Emiliana is a bookseller and lover of indie bookstores and shopping small. She primarily reads poetry, fiction, and memoirs. After spending four years obtaining an English degree, Emiliana is getting back into the practice of reading for pleasure and loves a story that envelopes you into its world. A few of her favorite books are Catalog of Unabashed Gratitude by Ross Gay, Homegoing by Yaa Gyasi, and Supper Club by Lara Williams. Emiliana also loves returning to old favorites and finding new favorites in children's literature - from picture books to middle readers to graphic novels.
Yaa Gyasi's Homegoing is a feat, an example of the perfect marriage between content and form.
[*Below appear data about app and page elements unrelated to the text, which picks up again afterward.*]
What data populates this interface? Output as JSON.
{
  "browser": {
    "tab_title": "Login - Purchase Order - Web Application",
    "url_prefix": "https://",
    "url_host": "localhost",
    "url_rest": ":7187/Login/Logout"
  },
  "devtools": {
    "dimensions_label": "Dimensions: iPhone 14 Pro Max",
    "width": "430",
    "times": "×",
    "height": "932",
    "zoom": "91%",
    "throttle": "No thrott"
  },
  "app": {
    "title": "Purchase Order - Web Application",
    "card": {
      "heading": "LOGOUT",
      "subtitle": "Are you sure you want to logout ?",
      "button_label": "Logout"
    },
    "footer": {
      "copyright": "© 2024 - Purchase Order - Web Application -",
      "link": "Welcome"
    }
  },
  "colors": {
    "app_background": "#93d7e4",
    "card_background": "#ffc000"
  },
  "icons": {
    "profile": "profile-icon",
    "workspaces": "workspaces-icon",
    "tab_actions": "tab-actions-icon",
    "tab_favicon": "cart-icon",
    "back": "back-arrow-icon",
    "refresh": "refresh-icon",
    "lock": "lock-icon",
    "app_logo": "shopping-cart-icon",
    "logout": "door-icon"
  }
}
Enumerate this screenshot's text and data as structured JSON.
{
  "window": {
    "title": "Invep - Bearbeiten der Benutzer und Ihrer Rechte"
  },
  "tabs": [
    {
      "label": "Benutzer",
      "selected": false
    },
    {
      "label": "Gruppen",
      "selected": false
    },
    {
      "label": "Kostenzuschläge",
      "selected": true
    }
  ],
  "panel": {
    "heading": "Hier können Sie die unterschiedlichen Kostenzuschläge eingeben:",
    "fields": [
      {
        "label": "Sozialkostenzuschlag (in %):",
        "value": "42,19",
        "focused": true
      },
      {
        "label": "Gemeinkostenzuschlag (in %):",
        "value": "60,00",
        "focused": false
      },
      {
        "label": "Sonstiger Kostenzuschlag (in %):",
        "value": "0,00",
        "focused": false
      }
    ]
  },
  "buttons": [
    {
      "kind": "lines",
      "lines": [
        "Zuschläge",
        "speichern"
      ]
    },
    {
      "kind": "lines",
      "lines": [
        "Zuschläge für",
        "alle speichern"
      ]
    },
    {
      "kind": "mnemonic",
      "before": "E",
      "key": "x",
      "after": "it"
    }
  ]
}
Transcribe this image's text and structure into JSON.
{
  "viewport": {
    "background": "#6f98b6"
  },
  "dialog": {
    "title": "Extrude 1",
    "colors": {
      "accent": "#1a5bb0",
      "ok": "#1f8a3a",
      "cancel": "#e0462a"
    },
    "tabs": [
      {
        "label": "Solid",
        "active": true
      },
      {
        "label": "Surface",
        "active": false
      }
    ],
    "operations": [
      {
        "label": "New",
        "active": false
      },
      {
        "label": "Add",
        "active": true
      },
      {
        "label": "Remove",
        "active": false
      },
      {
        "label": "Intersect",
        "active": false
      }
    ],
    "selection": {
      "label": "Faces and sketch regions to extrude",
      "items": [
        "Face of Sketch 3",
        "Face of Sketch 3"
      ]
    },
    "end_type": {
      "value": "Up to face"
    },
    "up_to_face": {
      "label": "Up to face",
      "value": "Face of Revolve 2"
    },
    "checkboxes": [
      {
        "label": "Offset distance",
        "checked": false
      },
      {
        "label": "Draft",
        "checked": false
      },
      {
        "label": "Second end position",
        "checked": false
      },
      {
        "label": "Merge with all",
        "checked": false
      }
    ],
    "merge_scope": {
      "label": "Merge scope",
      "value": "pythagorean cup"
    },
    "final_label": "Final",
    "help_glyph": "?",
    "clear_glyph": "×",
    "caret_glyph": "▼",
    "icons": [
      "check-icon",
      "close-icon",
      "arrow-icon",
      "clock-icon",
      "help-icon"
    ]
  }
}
Gyasi takes lovers of historical fiction on a journey that is both incredibly expansive and incredibly intimate, following two lineages from eighteenth century Ghana to the twentieth century United States. The book's form mirrors the experiences of its characters as it moves through their two-pronged ancestry and across a vast expanse of time and space in this seven generation, diasporic project.
If you're looking for a novel about good food, young adulthood, transgressive friendships between women, and the occasional breaking and entering, Supper Club is for you. During college, Roberta keeps to herself and her cooking, struggling with her relationship to her body and to pretty much anyone else. Flash forward a few years and Roberta and her friend Stevie have started a supper club that transgresses all the boundaries: women who feast and feed their bodies, break into buildings to host their club, go dumpster diving for the menu. A story about how we relate -- to one another, to ourselves, to our bodies.
I find it very difficult to name all-time favorite books, but I can confidently say this is my absolute favorite collection of poetry. It is a great option for folks who don't typically read or enjoy poetry. Catalog of Unabashed Gratitude approaches loss, joy, gratitude, place, and people with soft attentiveness, all the while staring them dead in the eye -- coming in straight and honest to the hurt, the curious lust, the romance, the devastation, the thankfulness. Gay tells the reader of the "little factory in [his] head." He exposes himself to us, writing, "...I love the moment when the poet says / I am trying to do this / or I am trying to do that." In this revelation of poetic construction, I find that Gay lets his readers in on the process through which he manages, seeks outs, avoids, mishandles, and honors the grief of losing friends to disease and murder, the endurance and hardship of familial love, the clamor in loudly proclaiming an appreciation of the everyday -- so that we, too, may begin to understand how better to hold the people and places and events of our lives in acknowledgment and gratitude.
Samin Nosrat is a gifted storyteller who just happens to also be making her stories out of food. Nosrat equips her readers with more than one-time recipes; she introduces concepts and knowledge that can be applied to any dish and which builds one’s cooking repertoire and vocabulary. Also, check out those gorgeous illustrations!
A book for those who believe certain books and certain people are destined to be together. Life in Paris is business as usual for Juliette, until she stumbles across a peculiar library and is assigned the role of passeur and instructed to take books out into the world and match them to the people who need them most.